A visit to France is a short, sharp and salutary lesson in
comparative political culture. Arriving there last weekend my trip
fell between one public sector strike affecting almost all in-bound
travel and another paralysing the universities.
It all seems so odd from a British perspective. We all know what
you do with public sector strikes – you break them. And that is a
bipartisan approach now: New Labour has been as harsh with the
firefighters as Margaret Thatcher was with the ambulance drivers.
You feel yourself thinking, automatically and resentfully, what is
the problem with the French?Don’t they get it, strikes are so 20th
But, in reality, the strike, the rally, the violent protest are all
part of the bargain that the population have made with the French
state. On the one hand the electorate are happy that a tiny
meritocratic elite – the products of the Ecole Nationale

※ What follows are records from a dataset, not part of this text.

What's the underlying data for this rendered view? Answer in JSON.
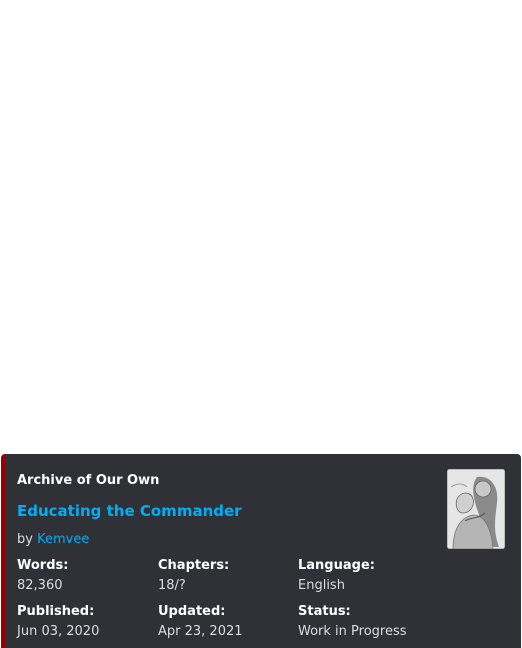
{
  "embed": {
    "provider": "Archive of Our Own",
    "title": "Educating the Commander",
    "author_prefix": "by",
    "author": "Kemvee",
    "accent_color": "#990000",
    "fields": [
      {
        "name": "Words:",
        "value": "82,360"
      },
      {
        "name": "Chapters:",
        "value": "18/?"
      },
      {
        "name": "Language:",
        "value": "English"
      },
      {
        "name": "Published:",
        "value": "Jun 03, 2020"
      },
      {
        "name": "Updated:",
        "value": "Apr 23, 2021"
      },
      {
        "name": "Status:",
        "value": "Work in Progress"
      }
    ]
  }
}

d’Administration and the Polytechnique – run the country,
irrespective of party affiliation. On the other, the people reserve
the right to throw up the barricades whenever they feel that a
profound principle is under threat.
The most recent disputes in France mainly centre on pension reform
– another area of huge Anglo-French difference. For a decade it has
been a given in the UK pensions world that the French were heading
for an enormous crisis. Generous final salary pension promises
underwritten by the state were going to prove unfundable because of
a shrinking workforce. What France needed was a shift to the UK
model with occupational and personal pensions provided by stock
market investments. Post-Enron it is less clear that the
Anglo-American model is more sensible or secure. And even if shares
were still exuberantly buoyant, it is not clear that French public
opinion would be swayed. This is a reflection of a deep-seated
commitment to what the French call “social solidarity”.
I can still remember the disbelief of a French academic at a
pensions seminar. She could not understand why British politicians
and academics – from the left to the right – thought France had a
problem. “It’s simple,” she said, “when you work you earn a salary
and pay for others’ pensions. When you retire you still need money
to live on – so you get a pension paid for by workers.”
It is these values, which have their roots in the revolutionary
aspiration for fraternite, which are felt to be under
assault by public sector workers. And all the evidence is that
while – over time – our beliefs can be changed, our values are far
harder to alter. Given that the French government is campaigning
against 200 years of culture it is not at all clear that they
either can, or should, win.
John McTernan is a political analyst.